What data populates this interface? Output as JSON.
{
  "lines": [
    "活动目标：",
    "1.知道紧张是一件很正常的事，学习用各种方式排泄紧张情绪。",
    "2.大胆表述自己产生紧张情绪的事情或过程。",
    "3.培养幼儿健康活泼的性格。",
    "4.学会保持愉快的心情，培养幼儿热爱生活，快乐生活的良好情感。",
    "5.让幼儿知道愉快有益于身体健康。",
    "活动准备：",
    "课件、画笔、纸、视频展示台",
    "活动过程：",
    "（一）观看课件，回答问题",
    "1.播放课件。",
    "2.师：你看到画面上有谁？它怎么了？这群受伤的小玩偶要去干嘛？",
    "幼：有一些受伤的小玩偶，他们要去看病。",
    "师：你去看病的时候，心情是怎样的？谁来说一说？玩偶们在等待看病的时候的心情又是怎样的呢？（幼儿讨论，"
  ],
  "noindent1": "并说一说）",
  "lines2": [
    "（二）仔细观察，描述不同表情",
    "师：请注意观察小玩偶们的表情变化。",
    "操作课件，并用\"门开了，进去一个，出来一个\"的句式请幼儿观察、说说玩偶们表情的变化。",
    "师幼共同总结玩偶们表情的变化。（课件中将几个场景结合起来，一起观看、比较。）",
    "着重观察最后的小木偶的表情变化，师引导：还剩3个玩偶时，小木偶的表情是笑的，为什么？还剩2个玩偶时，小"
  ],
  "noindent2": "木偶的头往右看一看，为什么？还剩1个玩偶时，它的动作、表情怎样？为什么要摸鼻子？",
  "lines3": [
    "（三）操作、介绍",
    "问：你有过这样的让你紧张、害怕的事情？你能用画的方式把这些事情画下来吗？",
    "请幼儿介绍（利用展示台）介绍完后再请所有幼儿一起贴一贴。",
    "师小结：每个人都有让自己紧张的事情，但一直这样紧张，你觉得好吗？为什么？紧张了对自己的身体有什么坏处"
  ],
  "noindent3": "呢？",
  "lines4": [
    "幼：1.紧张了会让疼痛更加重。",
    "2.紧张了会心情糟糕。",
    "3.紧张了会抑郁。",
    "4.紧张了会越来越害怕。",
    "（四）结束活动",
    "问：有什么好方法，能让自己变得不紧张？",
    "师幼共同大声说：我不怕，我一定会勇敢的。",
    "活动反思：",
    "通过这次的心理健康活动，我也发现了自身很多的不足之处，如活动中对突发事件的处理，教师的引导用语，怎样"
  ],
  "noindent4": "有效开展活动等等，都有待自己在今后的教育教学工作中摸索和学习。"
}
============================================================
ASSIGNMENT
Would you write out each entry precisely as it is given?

RESPONSE
What data populates this interface? Output as JSON.
{
  "lines": [
    "活动目标：",
    "1.知道紧张是一件很正常的事，学习用各种方式排泄紧张情绪。",
    "2.大胆表述自己产生紧张情绪的事情或过程。",
    "3.培养幼儿健康活泼的性格。",
    "4.学会保持愉快的心情，培养幼儿热爱生活，快乐生活的良好情感。",
    "5.让幼儿知道愉快有益于身体健康。",
    "活动准备：",
    "课件、画笔、纸、视频展示台",
    "活动过程：",
    "（一）观看课件，回答问题",
    "1.播放课件。",
    "2.师：你看到画面上有谁？它怎么了？这群受伤的小玩偶要去干嘛？",
    "幼：有一些受伤的小玩偶，他们要去看病。",
    "师：你去看病的时候，心情是怎样的？谁来说一说？玩偶们在等待看病的时候的心情又是怎样的呢？（幼儿讨论，"
  ],
  "noindent1": "并说一说）",
  "lines2": [
    "（二）仔细观察，描述不同表情",
    "师：请注意观察小玩偶们的表情变化。",
    "操作课件，并用\"门开了，进去一个，出来一个\"的句式请幼儿观察、说说玩偶们表情的变化。",
    "师幼共同总结玩偶们表情的变化。（课件中将几个场景结合起来，一起观看、比较。）",
    "着重观察最后的小木偶的表情变化，师引导：还剩3个玩偶时，小木偶的表情是笑的，为什么？还剩2个玩偶时，小"
  ],
  "noindent2": "木偶的头往右看一看，为什么？还剩1个玩偶时，它的动作、表情怎样？为什么要摸鼻子？",
  "lines3": [
    "（三）操作、介绍",
    "问：你有过这样的让你紧张、害怕的事情？你能用画的方式把这些事情画下来吗？",
    "请幼儿介绍（利用展示台）介绍完后再请所有幼儿一起贴一贴。",
    "师小结：每个人都有让自己紧张的事情，但一直这样紧张，你觉得好吗？为什么？紧张了对自己的身体有什么坏处"
  ],
  "noindent3": "呢？",
  "lines4": [
    "幼：1.紧张了会让疼痛更加重。",
    "2.紧张了会心情糟糕。",
    "3.紧张了会抑郁。",
    "4.紧张了会越来越害怕。",
    "（四）结束活动",
    "问：有什么好方法，能让自己变得不紧张？",
    "师幼共同大声说：我不怕，我一定会勇敢的。",
    "活动反思：",
    "通过这次的心理健康活动，我也发现了自身很多的不足之处，如活动中对突发事件的处理，教师的引导用语，怎样"
  ],
  "noindent4": "有效开展活动等等，都有待自己在今后的教育教学工作中摸索和学习。"
}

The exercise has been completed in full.